» **Directions for this task**
When a line of the entries contains the word "content", report that line.

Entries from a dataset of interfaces
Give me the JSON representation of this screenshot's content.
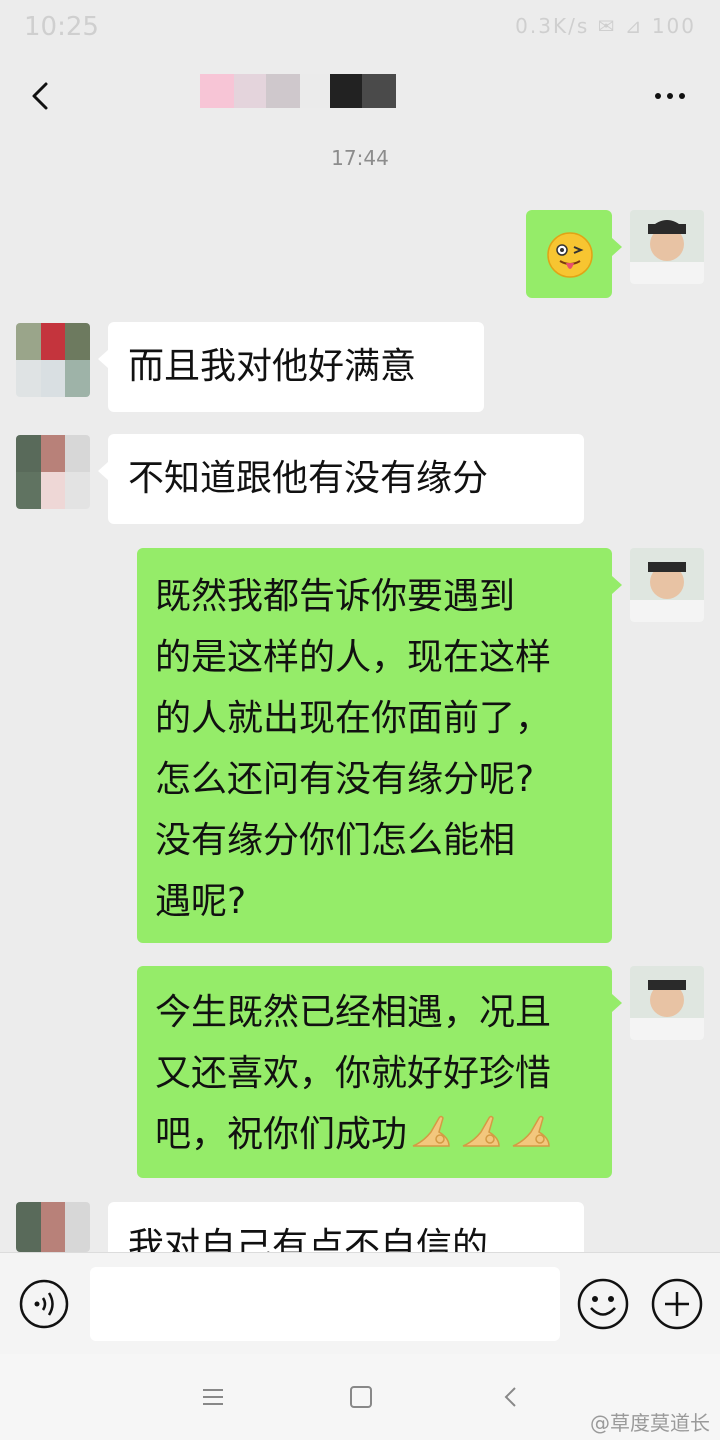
{
  "status_bar": {
    "time": "10:25",
    "indicators": "0.3K/s ✉ ⊿ 100"
  },
  "header": {
    "back_icon": "chevron-left-icon",
    "more_icon": "more-dots-icon",
    "title": ""
  },
  "timestamp": "17:44",
  "messages": [
    {
      "side": "right",
      "content": "wink-tongue-emoji"
    },
    {
      "side": "left",
      "text": "而且我对他好满意"
    },
    {
      "side": "left",
      "text": "不知道跟他有没有缘分"
    },
    {
      "side": "right",
      "lines": [
        "既然我都告诉你要遇到",
        "的是这样的人，现在这样",
        "的人就出现在你面前了，",
        "怎么还问有没有缘分呢?",
        "没有缘分你们怎么能相",
        "遇呢?"
      ]
    },
    {
      "side": "right",
      "lines": [
        "今生既然已经相遇，况且",
        "又还喜欢，你就好好珍惜",
        "吧，祝你们成功"
      ],
      "trailing_emoji": "ok-hand-emoji ×3"
    },
    {
      "side": "left",
      "text": "我对自己有点不自信的"
    }
  ],
  "input_bar": {
    "voice_icon": "voice-icon",
    "text_value": "",
    "emoji_icon": "smiley-icon",
    "plus_icon": "plus-icon"
  },
  "nav_bar": {
    "icons": [
      "menu-icon",
      "home-square-icon",
      "back-triangle-icon"
    ]
  },
  "watermark": "@草度莫道长",
  "colors": {
    "background": "#ececec",
    "my_bubble": "#95ec69",
    "their_bubble": "#ffffff",
    "input_bar": "#f4f4f4"
  }
}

» **Answer below**
Give me the JSON representation of this screenshot's content.
      "content": "wink-tongue-emoji"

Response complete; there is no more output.